**Exercise instructions**
Your copy of the data below must be exact and must leave out all pictures.

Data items
+--
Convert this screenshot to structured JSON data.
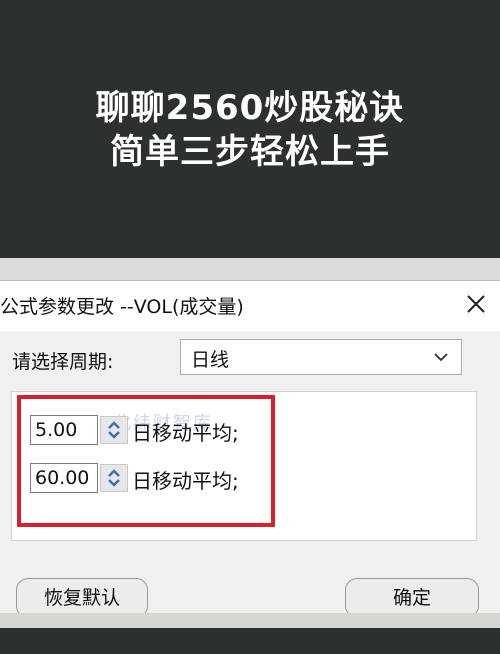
{
  "hero": {
    "line1": "聊聊2560炒股秘诀",
    "line2": "简单三步轻松上手"
  },
  "dialog": {
    "title": "公式参数更改 --VOL(成交量)",
    "period_label": "请选择周期:",
    "period_value": "日线",
    "params": [
      {
        "value": "5.00",
        "suffix": "日移动平均;"
      },
      {
        "value": "60.00",
        "suffix": "日移动平均;"
      }
    ],
    "watermark": "北纬财智库",
    "restore_label": "恢复默认",
    "ok_label": "确定"
  },
  "colors": {
    "background": "#2c302e",
    "highlight": "#d8202a"
  },
  "icons": {
    "close": "close-icon",
    "dropdown": "chevron-down-icon",
    "spinner": "spinner-updown-icon"
  }
}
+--
**Reply**
Convert this screenshot to structured JSON data.
{
  "hero": {
    "line1": "聊聊2560炒股秘诀",
    "line2": "简单三步轻松上手"
  },
  "dialog": {
    "title": "公式参数更改 --VOL(成交量)",
    "period_label": "请选择周期:",
    "period_value": "日线",
    "params": [
      {
        "value": "5.00",
        "suffix": "日移动平均;"
      },
      {
        "value": "60.00",
        "suffix": "日移动平均;"
      }
    ],
    "watermark": "北纬财智库",
    "restore_label": "恢复默认",
    "ok_label": "确定"
  },
  "colors": {
    "background": "#2c302e",
    "highlight": "#d8202a"
  },
  "icons": {
    "close": "close-icon",
    "dropdown": "chevron-down-icon",
    "spinner": "spinner-updown-icon"
  }
}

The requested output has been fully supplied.